Would you write out all the records again, exactly?
·····
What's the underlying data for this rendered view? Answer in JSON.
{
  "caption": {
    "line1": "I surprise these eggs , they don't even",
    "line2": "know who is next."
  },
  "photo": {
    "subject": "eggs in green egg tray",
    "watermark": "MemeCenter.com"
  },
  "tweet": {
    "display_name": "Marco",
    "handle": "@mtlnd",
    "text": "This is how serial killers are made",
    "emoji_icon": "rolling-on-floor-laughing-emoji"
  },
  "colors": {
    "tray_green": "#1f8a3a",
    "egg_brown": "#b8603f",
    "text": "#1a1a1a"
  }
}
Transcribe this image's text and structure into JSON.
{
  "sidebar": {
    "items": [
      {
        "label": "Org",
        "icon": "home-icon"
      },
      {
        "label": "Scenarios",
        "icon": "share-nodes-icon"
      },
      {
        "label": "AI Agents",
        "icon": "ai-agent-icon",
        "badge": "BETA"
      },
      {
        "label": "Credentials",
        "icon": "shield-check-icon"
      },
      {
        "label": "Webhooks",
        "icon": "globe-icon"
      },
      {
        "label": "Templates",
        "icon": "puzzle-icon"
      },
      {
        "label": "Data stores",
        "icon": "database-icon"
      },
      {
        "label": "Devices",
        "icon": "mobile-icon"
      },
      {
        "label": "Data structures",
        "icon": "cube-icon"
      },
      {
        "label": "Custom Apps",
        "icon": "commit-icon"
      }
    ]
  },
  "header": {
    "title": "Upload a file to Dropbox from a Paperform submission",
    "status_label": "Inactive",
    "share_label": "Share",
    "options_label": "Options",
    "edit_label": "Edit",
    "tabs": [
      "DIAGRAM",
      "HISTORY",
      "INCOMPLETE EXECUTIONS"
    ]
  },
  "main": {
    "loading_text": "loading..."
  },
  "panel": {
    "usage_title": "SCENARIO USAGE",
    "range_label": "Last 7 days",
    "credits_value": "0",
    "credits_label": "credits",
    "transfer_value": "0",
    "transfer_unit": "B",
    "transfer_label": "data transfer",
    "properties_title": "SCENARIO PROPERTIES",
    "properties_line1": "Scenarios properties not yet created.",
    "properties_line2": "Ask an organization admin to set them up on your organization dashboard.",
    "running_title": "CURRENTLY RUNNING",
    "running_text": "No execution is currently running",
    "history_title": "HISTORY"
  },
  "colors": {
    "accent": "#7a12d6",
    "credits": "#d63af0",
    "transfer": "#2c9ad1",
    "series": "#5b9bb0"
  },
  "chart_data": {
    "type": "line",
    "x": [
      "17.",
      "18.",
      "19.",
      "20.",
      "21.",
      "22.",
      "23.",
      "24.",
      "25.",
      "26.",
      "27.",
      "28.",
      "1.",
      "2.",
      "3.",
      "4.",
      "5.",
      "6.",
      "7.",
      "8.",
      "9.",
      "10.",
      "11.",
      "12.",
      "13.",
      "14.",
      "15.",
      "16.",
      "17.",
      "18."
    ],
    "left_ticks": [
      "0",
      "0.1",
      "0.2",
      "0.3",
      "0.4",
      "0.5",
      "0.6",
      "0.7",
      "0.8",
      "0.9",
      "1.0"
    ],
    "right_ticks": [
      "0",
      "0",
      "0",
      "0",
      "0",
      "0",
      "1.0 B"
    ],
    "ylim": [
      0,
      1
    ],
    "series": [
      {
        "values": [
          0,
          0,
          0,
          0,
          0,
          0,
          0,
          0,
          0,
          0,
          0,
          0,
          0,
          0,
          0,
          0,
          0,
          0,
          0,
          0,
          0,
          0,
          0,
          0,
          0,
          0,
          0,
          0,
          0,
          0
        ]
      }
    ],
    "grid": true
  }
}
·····
**EXERCISE OUTPUT**:
What's the underlying data for this rendered view? Answer in JSON.
{
  "caption": {
    "line1": "I surprise these eggs , they don't even",
    "line2": "know who is next."
  },
  "photo": {
    "subject": "eggs in green egg tray",
    "watermark": "MemeCenter.com"
  },
  "tweet": {
    "display_name": "Marco",
    "handle": "@mtlnd",
    "text": "This is how serial killers are made",
    "emoji_icon": "rolling-on-floor-laughing-emoji"
  },
  "colors": {
    "tray_green": "#1f8a3a",
    "egg_brown": "#b8603f",
    "text": "#1a1a1a"
  }
}
Transcribe this image's text and structure into JSON.
{
  "sidebar": {
    "items": [
      {
        "label": "Org",
        "icon": "home-icon"
      },
      {
        "label": "Scenarios",
        "icon": "share-nodes-icon"
      },
      {
        "label": "AI Agents",
        "icon": "ai-agent-icon",
        "badge": "BETA"
      },
      {
        "label": "Credentials",
        "icon": "shield-check-icon"
      },
      {
        "label": "Webhooks",
        "icon": "globe-icon"
      },
      {
        "label": "Templates",
        "icon": "puzzle-icon"
      },
      {
        "label": "Data stores",
        "icon": "database-icon"
      },
      {
        "label": "Devices",
        "icon": "mobile-icon"
      },
      {
        "label": "Data structures",
        "icon": "cube-icon"
      },
      {
        "label": "Custom Apps",
        "icon": "commit-icon"
      }
    ]
  },
  "header": {
    "title": "Upload a file to Dropbox from a Paperform submission",
    "status_label": "Inactive",
    "share_label": "Share",
    "options_label": "Options",
    "edit_label": "Edit",
    "tabs": [
      "DIAGRAM",
      "HISTORY",
      "INCOMPLETE EXECUTIONS"
    ]
  },
  "main": {
    "loading_text": "loading..."
  },
  "panel": {
    "usage_title": "SCENARIO USAGE",
    "range_label": "Last 7 days",
    "credits_value": "0",
    "credits_label": "credits",
    "transfer_value": "0",
    "transfer_unit": "B",
    "transfer_label": "data transfer",
    "properties_title": "SCENARIO PROPERTIES",
    "properties_line1": "Scenarios properties not yet created.",
    "properties_line2": "Ask an organization admin to set them up on your organization dashboard.",
    "running_title": "CURRENTLY RUNNING",
    "running_text": "No execution is currently running",
    "history_title": "HISTORY"
  },
  "colors": {
    "accent": "#7a12d6",
    "credits": "#d63af0",
    "transfer": "#2c9ad1",
    "series": "#5b9bb0"
  },
  "chart_data": {
    "type": "line",
    "x": [
      "17.",
      "18.",
      "19.",
      "20.",
      "21.",
      "22.",
      "23.",
      "24.",
      "25.",
      "26.",
      "27.",
      "28.",
      "1.",
      "2.",
      "3.",
      "4.",
      "5.",
      "6.",
      "7.",
      "8.",
      "9.",
      "10.",
      "11.",
      "12.",
      "13.",
      "14.",
      "15.",
      "16.",
      "17.",
      "18."
    ],
    "left_ticks": [
      "0",
      "0.1",
      "0.2",
      "0.3",
      "0.4",
      "0.5",
      "0.6",
      "0.7",
      "0.8",
      "0.9",
      "1.0"
    ],
    "right_ticks": [
      "0",
      "0",
      "0",
      "0",
      "0",
      "0",
      "1.0 B"
    ],
    "ylim": [
      0,
      1
    ],
    "series": [
      {
        "values": [
          0,
          0,
          0,
          0,
          0,
          0,
          0,
          0,
          0,
          0,
          0,
          0,
          0,
          0,
          0,
          0,
          0,
          0,
          0,
          0,
          0,
          0,
          0,
          0,
          0,
          0,
          0,
          0,
          0,
          0
        ]
      }
    ],
    "grid": true
  }
}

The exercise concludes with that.